START Supplied information

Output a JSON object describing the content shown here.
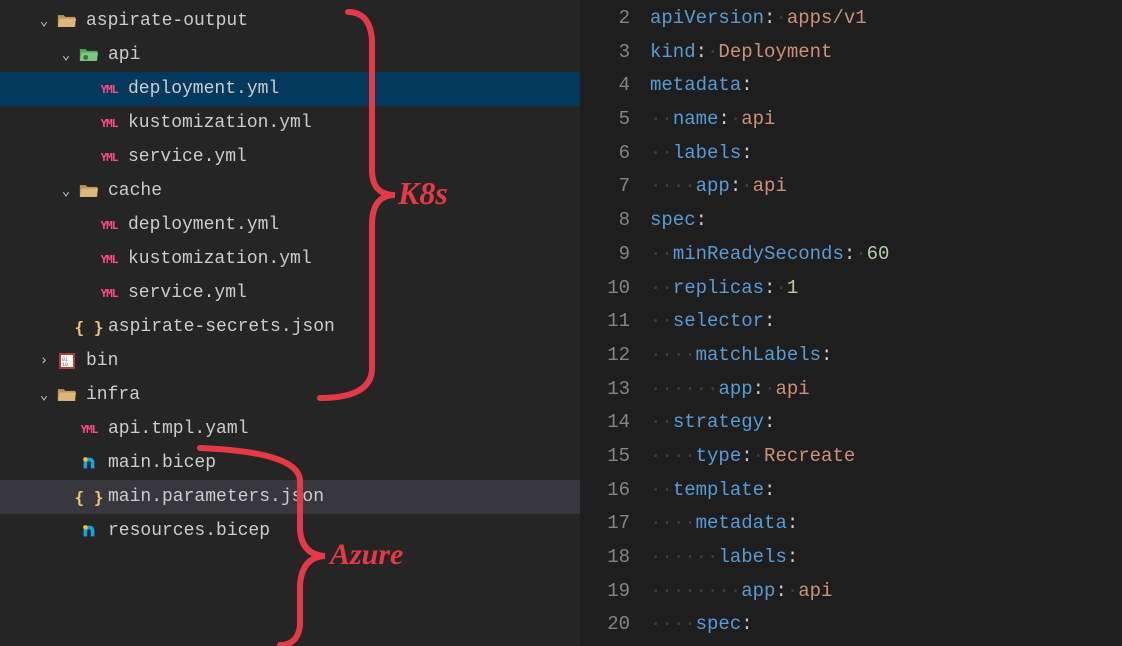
{
  "tree": {
    "aspirate_output": {
      "label": "aspirate-output"
    },
    "api": {
      "label": "api"
    },
    "api_deployment": {
      "label": "deployment.yml"
    },
    "api_kustomization": {
      "label": "kustomization.yml"
    },
    "api_service": {
      "label": "service.yml"
    },
    "cache": {
      "label": "cache"
    },
    "cache_deployment": {
      "label": "deployment.yml"
    },
    "cache_kustomization": {
      "label": "kustomization.yml"
    },
    "cache_service": {
      "label": "service.yml"
    },
    "aspirate_secrets": {
      "label": "aspirate-secrets.json"
    },
    "bin": {
      "label": "bin"
    },
    "infra": {
      "label": "infra"
    },
    "api_tmpl": {
      "label": "api.tmpl.yaml"
    },
    "main_bicep": {
      "label": "main.bicep"
    },
    "main_params": {
      "label": "main.parameters.json"
    },
    "resources_bicep": {
      "label": "resources.bicep"
    }
  },
  "annotations": {
    "k8s": "K8s",
    "azure": "Azure"
  },
  "code": {
    "lines": [
      {
        "n": 2,
        "indent": 0,
        "key": "apiVersion",
        "value": "apps/v1",
        "vtype": "string"
      },
      {
        "n": 3,
        "indent": 0,
        "key": "kind",
        "value": "Deployment",
        "vtype": "string"
      },
      {
        "n": 4,
        "indent": 0,
        "key": "metadata",
        "value": "",
        "vtype": "none"
      },
      {
        "n": 5,
        "indent": 1,
        "key": "name",
        "value": "api",
        "vtype": "string"
      },
      {
        "n": 6,
        "indent": 1,
        "key": "labels",
        "value": "",
        "vtype": "none"
      },
      {
        "n": 7,
        "indent": 2,
        "key": "app",
        "value": "api",
        "vtype": "string"
      },
      {
        "n": 8,
        "indent": 0,
        "key": "spec",
        "value": "",
        "vtype": "none"
      },
      {
        "n": 9,
        "indent": 1,
        "key": "minReadySeconds",
        "value": "60",
        "vtype": "number"
      },
      {
        "n": 10,
        "indent": 1,
        "key": "replicas",
        "value": "1",
        "vtype": "number"
      },
      {
        "n": 11,
        "indent": 1,
        "key": "selector",
        "value": "",
        "vtype": "none"
      },
      {
        "n": 12,
        "indent": 2,
        "key": "matchLabels",
        "value": "",
        "vtype": "none"
      },
      {
        "n": 13,
        "indent": 3,
        "key": "app",
        "value": "api",
        "vtype": "string"
      },
      {
        "n": 14,
        "indent": 1,
        "key": "strategy",
        "value": "",
        "vtype": "none"
      },
      {
        "n": 15,
        "indent": 2,
        "key": "type",
        "value": "Recreate",
        "vtype": "string"
      },
      {
        "n": 16,
        "indent": 1,
        "key": "template",
        "value": "",
        "vtype": "none"
      },
      {
        "n": 17,
        "indent": 2,
        "key": "metadata",
        "value": "",
        "vtype": "none"
      },
      {
        "n": 18,
        "indent": 3,
        "key": "labels",
        "value": "",
        "vtype": "none"
      },
      {
        "n": 19,
        "indent": 4,
        "key": "app",
        "value": "api",
        "vtype": "string"
      },
      {
        "n": 20,
        "indent": 2,
        "key": "spec",
        "value": "",
        "vtype": "none"
      }
    ]
  }
}
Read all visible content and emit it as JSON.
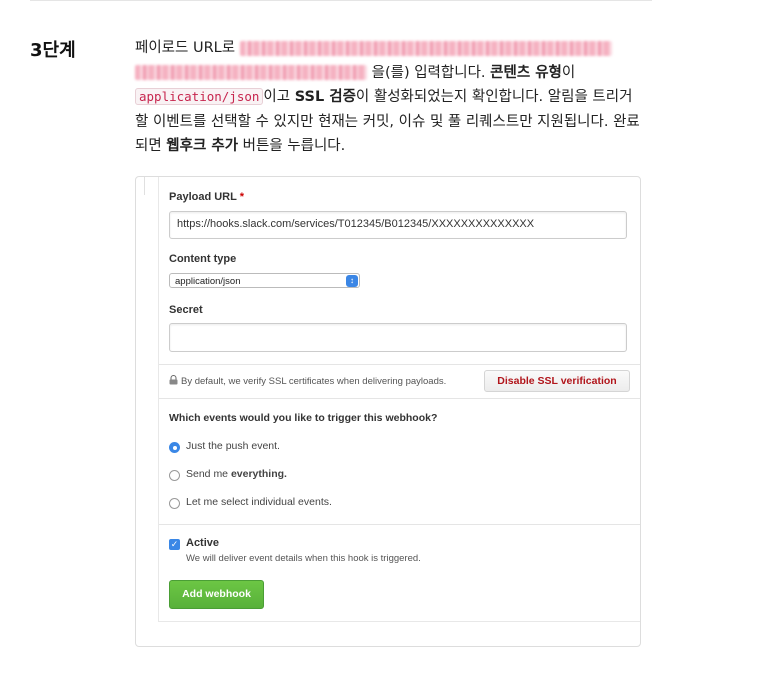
{
  "step": {
    "label": "3단계"
  },
  "paragraph": {
    "part1": "페이로드 URL로 ",
    "part2": "을(를) 입력합니다. ",
    "content_type_bold": "콘텐츠 유형",
    "part3": "이 ",
    "code_json": "application/json",
    "part4": "이고 ",
    "ssl_bold": "SSL 검증",
    "part5": "이 활성화되었는지 확인합니다. 알림을 트리거할 이벤트를 선택할 수 있지만 현재는 커밋, 이슈 및 풀 리퀘스트만 지원됩니다. 완료되면 ",
    "add_webhook_bold": "웹후크 추가",
    "part6": " 버튼을 누릅니다."
  },
  "form": {
    "payload_label": "Payload URL",
    "required_mark": "*",
    "payload_value": "https://hooks.slack.com/services/T012345/B012345/XXXXXXXXXXXXXX",
    "content_type_label": "Content type",
    "content_type_value": "application/json",
    "secret_label": "Secret",
    "secret_value": "",
    "ssl_note": "By default, we verify SSL certificates when delivering payloads.",
    "disable_ssl_button": "Disable SSL verification",
    "events_question": "Which events would you like to trigger this webhook?",
    "option_push": "Just the push event.",
    "option_everything_prefix": "Send me ",
    "option_everything_bold": "everything.",
    "option_individual": "Let me select individual events.",
    "selected_option": "push",
    "active_label": "Active",
    "active_checked": true,
    "active_desc": "We will deliver event details when this hook is triggered.",
    "add_webhook_button": "Add webhook"
  },
  "colors": {
    "accent_blue": "#3a87e6",
    "button_green": "#6cc644",
    "danger_text": "#b1151b",
    "code_text": "#c7254e"
  },
  "icons": {
    "lock": "lock-icon",
    "select_arrows": "select-arrows-icon",
    "check": "checkmark-icon"
  }
}
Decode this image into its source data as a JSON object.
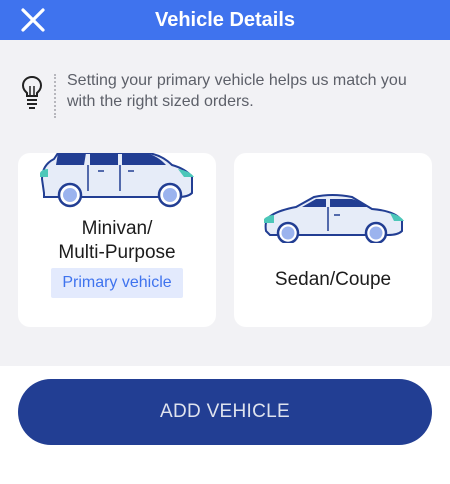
{
  "header": {
    "title": "Vehicle Details"
  },
  "tip": {
    "text": "Setting your primary vehicle helps us match you with the right sized orders."
  },
  "vehicles": [
    {
      "line1": "Minivan/",
      "line2": "Multi-Purpose",
      "badge": "Primary vehicle"
    },
    {
      "label": "Sedan/Coupe"
    }
  ],
  "footer": {
    "add_button": "ADD VEHICLE"
  },
  "colors": {
    "header": "#3f73ee",
    "button": "#223e93",
    "badge_bg": "#e3eafd",
    "car_teal": "#4cc7b9"
  }
}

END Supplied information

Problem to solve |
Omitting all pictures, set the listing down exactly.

Answer for this exercise |
Output a JSON object describing the content shown here.
{
  "tree": {
    "aspirate_output": {
      "label": "aspirate-output"
    },
    "api": {
      "label": "api"
    },
    "api_deployment": {
      "label": "deployment.yml"
    },
    "api_kustomization": {
      "label": "kustomization.yml"
    },
    "api_service": {
      "label": "service.yml"
    },
    "cache": {
      "label": "cache"
    },
    "cache_deployment": {
      "label": "deployment.yml"
    },
    "cache_kustomization": {
      "label": "kustomization.yml"
    },
    "cache_service": {
      "label": "service.yml"
    },
    "aspirate_secrets": {
      "label": "aspirate-secrets.json"
    },
    "bin": {
      "label": "bin"
    },
    "infra": {
      "label": "infra"
    },
    "api_tmpl": {
      "label": "api.tmpl.yaml"
    },
    "main_bicep": {
      "label": "main.bicep"
    },
    "main_params": {
      "label": "main.parameters.json"
    },
    "resources_bicep": {
      "label": "resources.bicep"
    }
  },
  "annotations": {
    "k8s": "K8s",
    "azure": "Azure"
  },
  "code": {
    "lines": [
      {
        "n": 2,
        "indent": 0,
        "key": "apiVersion",
        "value": "apps/v1",
        "vtype": "string"
      },
      {
        "n": 3,
        "indent": 0,
        "key": "kind",
        "value": "Deployment",
        "vtype": "string"
      },
      {
        "n": 4,
        "indent": 0,
        "key": "metadata",
        "value": "",
        "vtype": "none"
      },
      {
        "n": 5,
        "indent": 1,
        "key": "name",
        "value": "api",
        "vtype": "string"
      },
      {
        "n": 6,
        "indent": 1,
        "key": "labels",
        "value": "",
        "vtype": "none"
      },
      {
        "n": 7,
        "indent": 2,
        "key": "app",
        "value": "api",
        "vtype": "string"
      },
      {
        "n": 8,
        "indent": 0,
        "key": "spec",
        "value": "",
        "vtype": "none"
      },
      {
        "n": 9,
        "indent": 1,
        "key": "minReadySeconds",
        "value": "60",
        "vtype": "number"
      },
      {
        "n": 10,
        "indent": 1,
        "key": "replicas",
        "value": "1",
        "vtype": "number"
      },
      {
        "n": 11,
        "indent": 1,
        "key": "selector",
        "value": "",
        "vtype": "none"
      },
      {
        "n": 12,
        "indent": 2,
        "key": "matchLabels",
        "value": "",
        "vtype": "none"
      },
      {
        "n": 13,
        "indent": 3,
        "key": "app",
        "value": "api",
        "vtype": "string"
      },
      {
        "n": 14,
        "indent": 1,
        "key": "strategy",
        "value": "",
        "vtype": "none"
      },
      {
        "n": 15,
        "indent": 2,
        "key": "type",
        "value": "Recreate",
        "vtype": "string"
      },
      {
        "n": 16,
        "indent": 1,
        "key": "template",
        "value": "",
        "vtype": "none"
      },
      {
        "n": 17,
        "indent": 2,
        "key": "metadata",
        "value": "",
        "vtype": "none"
      },
      {
        "n": 18,
        "indent": 3,
        "key": "labels",
        "value": "",
        "vtype": "none"
      },
      {
        "n": 19,
        "indent": 4,
        "key": "app",
        "value": "api",
        "vtype": "string"
      },
      {
        "n": 20,
        "indent": 2,
        "key": "spec",
        "value": "",
        "vtype": "none"
      }
    ]
  }
}
Read all visible content and emit it as JSON.
{
  "step": {
    "label": "3단계"
  },
  "paragraph": {
    "part1": "페이로드 URL로 ",
    "part2": "을(를) 입력합니다. ",
    "content_type_bold": "콘텐츠 유형",
    "part3": "이 ",
    "code_json": "application/json",
    "part4": "이고 ",
    "ssl_bold": "SSL 검증",
    "part5": "이 활성화되었는지 확인합니다. 알림을 트리거할 이벤트를 선택할 수 있지만 현재는 커밋, 이슈 및 풀 리퀘스트만 지원됩니다. 완료되면 ",
    "add_webhook_bold": "웹후크 추가",
    "part6": " 버튼을 누릅니다."
  },
  "form": {
    "payload_label": "Payload URL",
    "required_mark": "*",
    "payload_value": "https://hooks.slack.com/services/T012345/B012345/XXXXXXXXXXXXXX",
    "content_type_label": "Content type",
    "content_type_value": "application/json",
    "secret_label": "Secret",
    "secret_value": "",
    "ssl_note": "By default, we verify SSL certificates when delivering payloads.",
    "disable_ssl_button": "Disable SSL verification",
    "events_question": "Which events would you like to trigger this webhook?",
    "option_push": "Just the push event.",
    "option_everything_prefix": "Send me ",
    "option_everything_bold": "everything.",
    "option_individual": "Let me select individual events.",
    "selected_option": "push",
    "active_label": "Active",
    "active_checked": true,
    "active_desc": "We will deliver event details when this hook is triggered.",
    "add_webhook_button": "Add webhook"
  },
  "colors": {
    "accent_blue": "#3a87e6",
    "button_green": "#6cc644",
    "danger_text": "#b1151b",
    "code_text": "#c7254e"
  },
  "icons": {
    "lock": "lock-icon",
    "select_arrows": "select-arrows-icon",
    "check": "checkmark-icon"
  }
}
Decode this image into its source data as a JSON object.
{
  "header": {
    "title": "Vehicle Details"
  },
  "tip": {
    "text": "Setting your primary vehicle helps us match you with the right sized orders."
  },
  "vehicles": [
    {
      "line1": "Minivan/",
      "line2": "Multi-Purpose",
      "badge": "Primary vehicle"
    },
    {
      "label": "Sedan/Coupe"
    }
  ],
  "footer": {
    "add_button": "ADD VEHICLE"
  },
  "colors": {
    "header": "#3f73ee",
    "button": "#223e93",
    "badge_bg": "#e3eafd",
    "car_teal": "#4cc7b9"
  }
}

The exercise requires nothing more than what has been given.